                                          Whatever’s important to you, listen carefully and see if you can find any common ground.

                                          7. Based on this interview, do you have any questions or concerns about my qualifications for the role?

                                          What a great closing question to ask in a job interview! It shows that you’re not afraid of feedback—in fact, you are inviting it. Not being able to take criticism is a red flag for employers, who need to know that you’ll act on any “coaching moments” with a good heart.

                                          As a bonus, asking this question shows that you are really interested in the position and wish to clear up anything that may be holding the company back from hiring you.

                                          Advertising

                                          How it helps you:

                                          What a devious beast this question is! On the surface, it looks straightforward, but it’s actually giving you four key pieces of information.

                                          First, is the manager capable of giving you feedback when put on the spot like this?
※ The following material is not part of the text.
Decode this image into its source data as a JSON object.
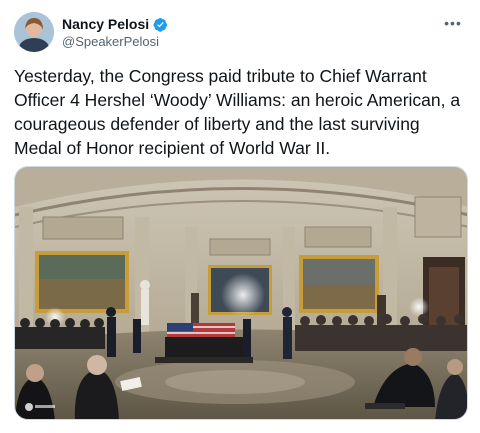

Some managers are scared of giving feedback, or don’t think it’s important enough to bother outside of a formal performance appraisal. Do you want to work for a boss like that? How will you improve if no one is telling you what you did wrong?

                                          Second, can the manager give feedback in a constructive way without being too pillowy or too confrontational? It’s unfair to expect the interviewer to have figured out your preferred way of receiving feedback in the space of an interview, but if she come back with a machine-gun fire of shortcomings or one of those corporate feedback “sandwiches” (the doozy slipped between two slices of compliment), then you need to ask yourself, can you work with someone who gives feedback like that?

                                          Third, you get to learn the things the hiring manager is concerned about before you leave the interview. This gives you the chance to make a final, tailored sales pitch so you can convince the interviewer that she should not be worried about those things.

                                          Fourth, you get to learn the things the hiring manager is concerned about period. If turnover is keeping him up at night, then your frequent job hopping might get a lot of additional scrutiny. If he’s facing some issues with conflict or communication, then he might raise concerns regarding your performance in this area.

                                          Listen carefully: the concerns that are being raised about you might actually be a proxy for problems in the wider organization.

                                          Making Your Interview Work for You

                                          Interviews are a two-way street. While it is important to differentiate yourself from every other candidate, understand that convincing the interviewer you’re the right person for the role goes hand-in-hand with figuring out if the job is the right fit for you.

                                          Would you feel happy in a work environment where the people, priorities, culture and management style were completely at odds with the way you work? Didn’t think so!

                                          More Resources About Job Interviews

                                          Featured photo credit: Amy Hirschi via unsplash.com

                                          Read Next